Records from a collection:
......

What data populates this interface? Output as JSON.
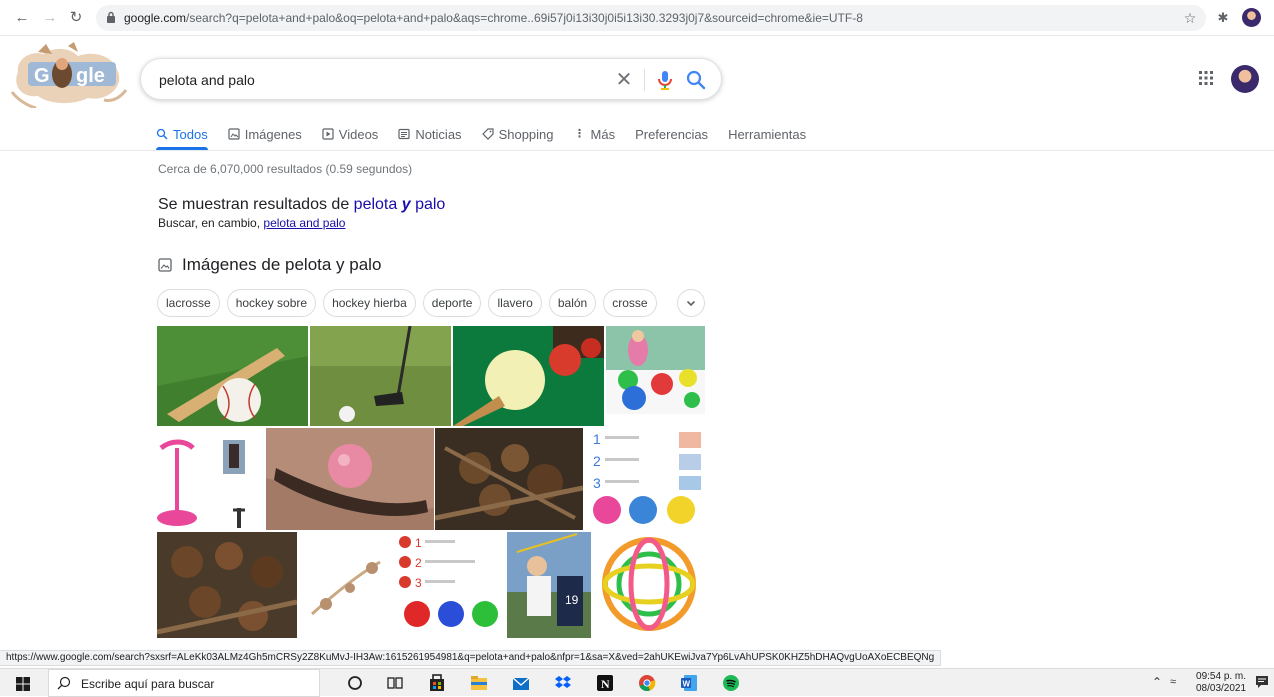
{
  "browser": {
    "url_prefix": "google.com",
    "url_rest": "/search?q=pelota+and+palo&oq=pelota+and+palo&aqs=chrome..69i57j0i13i30j0i5i13i30.3293j0j7&sourceid=chrome&ie=UTF-8"
  },
  "search": {
    "query": "pelota and palo"
  },
  "tabs": [
    {
      "label": "Todos",
      "icon": "search-icon"
    },
    {
      "label": "Imágenes",
      "icon": "image-icon"
    },
    {
      "label": "Videos",
      "icon": "video-icon"
    },
    {
      "label": "Noticias",
      "icon": "news-icon"
    },
    {
      "label": "Shopping",
      "icon": "tag-icon"
    },
    {
      "label": "Más",
      "icon": "more-vert-icon"
    },
    {
      "label": "Preferencias"
    },
    {
      "label": "Herramientas"
    }
  ],
  "results": {
    "stats": "Cerca de 6,070,000 resultados (0.59 segundos)",
    "showing_prefix": "Se muestran resultados de ",
    "showing_w1": "pelota",
    "showing_w2": "y",
    "showing_w3": "palo",
    "instead_prefix": "Buscar, en cambio, ",
    "instead_link": "pelota and palo"
  },
  "images": {
    "header": "Imágenes de pelota y palo",
    "chips": [
      "lacrosse",
      "hockey sobre",
      "hockey hierba",
      "deporte",
      "llavero",
      "balón",
      "crosse"
    ]
  },
  "status_url": "https://www.google.com/search?sxsrf=ALeKk03ALMz4Gh5mCRSy2Z8KuMvJ-IH3Aw:1615261954981&q=pelota+and+palo&nfpr=1&sa=X&ved=2ahUKEwiJva7Yp6LvAhUPSK0KHZ5hDHAQvgUoAXoECBEQNg",
  "taskbar": {
    "search_placeholder": "Escribe aquí para buscar",
    "time": "09:54 p. m.",
    "date": "08/03/2021"
  },
  "colors": {
    "accent": "#1a73e8",
    "link": "#1a0dab"
  }
}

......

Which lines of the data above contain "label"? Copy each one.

      "label": "Todos",
      "label": "Imágenes",
      "label": "Videos",
      "label": "Noticias",
      "label": "Shopping",
      "label": "Más",
      "label": "Preferencias"
      "label": "Herramientas"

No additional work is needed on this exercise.